**What this task involves**
Nothing in the entries may differ when you return them.

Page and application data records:
>>

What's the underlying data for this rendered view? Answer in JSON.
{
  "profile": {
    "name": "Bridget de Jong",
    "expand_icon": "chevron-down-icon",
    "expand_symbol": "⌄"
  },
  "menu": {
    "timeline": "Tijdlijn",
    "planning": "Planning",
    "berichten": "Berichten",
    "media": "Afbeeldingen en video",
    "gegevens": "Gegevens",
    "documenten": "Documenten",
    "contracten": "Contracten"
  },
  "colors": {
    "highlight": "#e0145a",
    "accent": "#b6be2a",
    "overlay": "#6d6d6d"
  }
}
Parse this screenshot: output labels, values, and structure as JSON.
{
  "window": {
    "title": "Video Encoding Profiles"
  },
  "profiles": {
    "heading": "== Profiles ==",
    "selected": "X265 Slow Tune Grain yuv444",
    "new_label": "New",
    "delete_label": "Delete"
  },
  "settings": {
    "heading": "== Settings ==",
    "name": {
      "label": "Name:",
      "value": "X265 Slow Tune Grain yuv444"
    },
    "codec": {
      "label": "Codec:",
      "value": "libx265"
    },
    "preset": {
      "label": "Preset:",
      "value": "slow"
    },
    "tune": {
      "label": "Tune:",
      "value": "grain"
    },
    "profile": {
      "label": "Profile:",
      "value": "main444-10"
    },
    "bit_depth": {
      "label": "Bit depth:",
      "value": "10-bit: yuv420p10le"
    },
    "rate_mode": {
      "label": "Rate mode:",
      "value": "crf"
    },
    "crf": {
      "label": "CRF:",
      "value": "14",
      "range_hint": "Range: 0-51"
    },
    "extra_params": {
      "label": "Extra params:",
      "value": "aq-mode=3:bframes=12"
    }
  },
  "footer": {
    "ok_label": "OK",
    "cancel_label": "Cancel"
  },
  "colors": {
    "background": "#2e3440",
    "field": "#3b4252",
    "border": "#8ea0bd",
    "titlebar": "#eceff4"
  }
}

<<

**Answer space**
What's the underlying data for this rendered view? Answer in JSON.
{
  "profile": {
    "name": "Bridget de Jong",
    "expand_icon": "chevron-down-icon",
    "expand_symbol": "⌄"
  },
  "menu": {
    "timeline": "Tijdlijn",
    "planning": "Planning",
    "berichten": "Berichten",
    "media": "Afbeeldingen en video",
    "gegevens": "Gegevens",
    "documenten": "Documenten",
    "contracten": "Contracten"
  },
  "colors": {
    "highlight": "#e0145a",
    "accent": "#b6be2a",
    "overlay": "#6d6d6d"
  }
}
Parse this screenshot: output labels, values, and structure as JSON.
{
  "window": {
    "title": "Video Encoding Profiles"
  },
  "profiles": {
    "heading": "== Profiles ==",
    "selected": "X265 Slow Tune Grain yuv444",
    "new_label": "New",
    "delete_label": "Delete"
  },
  "settings": {
    "heading": "== Settings ==",
    "name": {
      "label": "Name:",
      "value": "X265 Slow Tune Grain yuv444"
    },
    "codec": {
      "label": "Codec:",
      "value": "libx265"
    },
    "preset": {
      "label": "Preset:",
      "value": "slow"
    },
    "tune": {
      "label": "Tune:",
      "value": "grain"
    },
    "profile": {
      "label": "Profile:",
      "value": "main444-10"
    },
    "bit_depth": {
      "label": "Bit depth:",
      "value": "10-bit: yuv420p10le"
    },
    "rate_mode": {
      "label": "Rate mode:",
      "value": "crf"
    },
    "crf": {
      "label": "CRF:",
      "value": "14",
      "range_hint": "Range: 0-51"
    },
    "extra_params": {
      "label": "Extra params:",
      "value": "aq-mode=3:bframes=12"
    }
  },
  "footer": {
    "ok_label": "OK",
    "cancel_label": "Cancel"
  },
  "colors": {
    "background": "#2e3440",
    "field": "#3b4252",
    "border": "#8ea0bd",
    "titlebar": "#eceff4"
  }
}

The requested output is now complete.